→ TRY IT:
Please restate each line of the data that follows word for word, skipping any image.

→ RECORDS FOR PROCESSING:
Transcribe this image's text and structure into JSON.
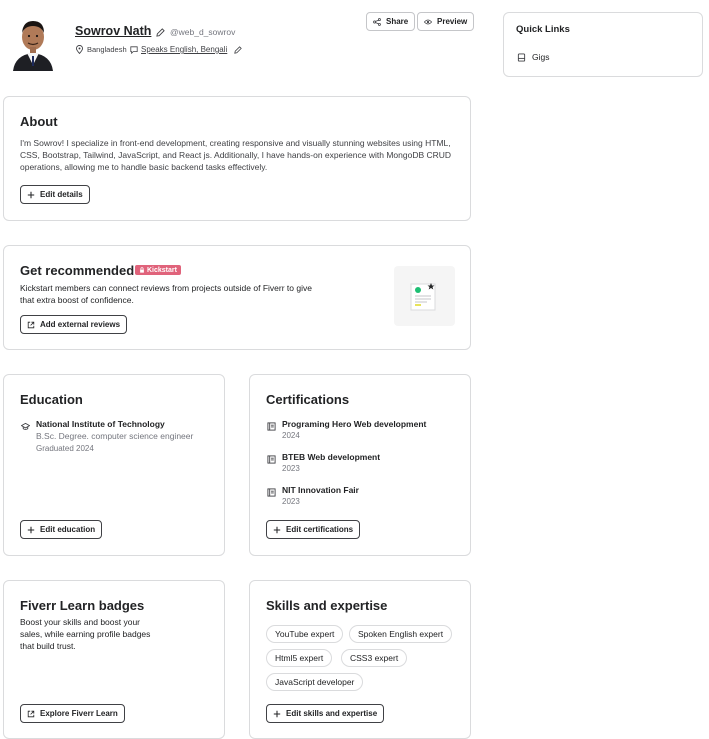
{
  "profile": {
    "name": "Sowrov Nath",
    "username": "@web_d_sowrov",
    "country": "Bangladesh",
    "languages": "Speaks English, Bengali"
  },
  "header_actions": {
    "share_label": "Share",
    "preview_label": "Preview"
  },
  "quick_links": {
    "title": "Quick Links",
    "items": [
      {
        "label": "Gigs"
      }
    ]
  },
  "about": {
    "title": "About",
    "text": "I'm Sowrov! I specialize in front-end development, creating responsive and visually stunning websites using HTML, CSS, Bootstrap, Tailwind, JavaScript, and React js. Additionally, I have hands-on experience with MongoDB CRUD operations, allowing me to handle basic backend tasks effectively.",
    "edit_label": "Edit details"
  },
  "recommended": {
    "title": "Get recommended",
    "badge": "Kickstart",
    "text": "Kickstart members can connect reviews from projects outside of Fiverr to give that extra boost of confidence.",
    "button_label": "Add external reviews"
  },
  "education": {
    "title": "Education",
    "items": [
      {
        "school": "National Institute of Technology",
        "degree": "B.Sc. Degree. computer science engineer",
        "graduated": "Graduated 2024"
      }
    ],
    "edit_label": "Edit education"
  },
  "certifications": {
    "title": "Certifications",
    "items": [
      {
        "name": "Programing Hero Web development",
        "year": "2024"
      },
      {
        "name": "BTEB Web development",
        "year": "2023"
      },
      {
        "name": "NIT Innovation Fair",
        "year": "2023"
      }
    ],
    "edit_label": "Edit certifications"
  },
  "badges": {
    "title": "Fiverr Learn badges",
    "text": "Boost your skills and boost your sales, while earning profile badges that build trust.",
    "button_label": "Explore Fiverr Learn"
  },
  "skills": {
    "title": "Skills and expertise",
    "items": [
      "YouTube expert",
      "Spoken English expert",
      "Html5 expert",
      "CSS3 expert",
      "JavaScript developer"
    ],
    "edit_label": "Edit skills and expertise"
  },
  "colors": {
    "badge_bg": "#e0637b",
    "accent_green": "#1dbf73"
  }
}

→ ANSWER TO THIS PROBLEM:
Transcribe this image's text and structure into JSON.
{
  "profile": {
    "name": "Sowrov Nath",
    "username": "@web_d_sowrov",
    "country": "Bangladesh",
    "languages": "Speaks English, Bengali"
  },
  "header_actions": {
    "share_label": "Share",
    "preview_label": "Preview"
  },
  "quick_links": {
    "title": "Quick Links",
    "items": [
      {
        "label": "Gigs"
      }
    ]
  },
  "about": {
    "title": "About",
    "text": "I'm Sowrov! I specialize in front-end development, creating responsive and visually stunning websites using HTML, CSS, Bootstrap, Tailwind, JavaScript, and React js. Additionally, I have hands-on experience with MongoDB CRUD operations, allowing me to handle basic backend tasks effectively.",
    "edit_label": "Edit details"
  },
  "recommended": {
    "title": "Get recommended",
    "badge": "Kickstart",
    "text": "Kickstart members can connect reviews from projects outside of Fiverr to give that extra boost of confidence.",
    "button_label": "Add external reviews"
  },
  "education": {
    "title": "Education",
    "items": [
      {
        "school": "National Institute of Technology",
        "degree": "B.Sc. Degree. computer science engineer",
        "graduated": "Graduated 2024"
      }
    ],
    "edit_label": "Edit education"
  },
  "certifications": {
    "title": "Certifications",
    "items": [
      {
        "name": "Programing Hero Web development",
        "year": "2024"
      },
      {
        "name": "BTEB Web development",
        "year": "2023"
      },
      {
        "name": "NIT Innovation Fair",
        "year": "2023"
      }
    ],
    "edit_label": "Edit certifications"
  },
  "badges": {
    "title": "Fiverr Learn badges",
    "text": "Boost your skills and boost your sales, while earning profile badges that build trust.",
    "button_label": "Explore Fiverr Learn"
  },
  "skills": {
    "title": "Skills and expertise",
    "items": [
      "YouTube expert",
      "Spoken English expert",
      "Html5 expert",
      "CSS3 expert",
      "JavaScript developer"
    ],
    "edit_label": "Edit skills and expertise"
  },
  "colors": {
    "badge_bg": "#e0637b",
    "accent_green": "#1dbf73"
  }
}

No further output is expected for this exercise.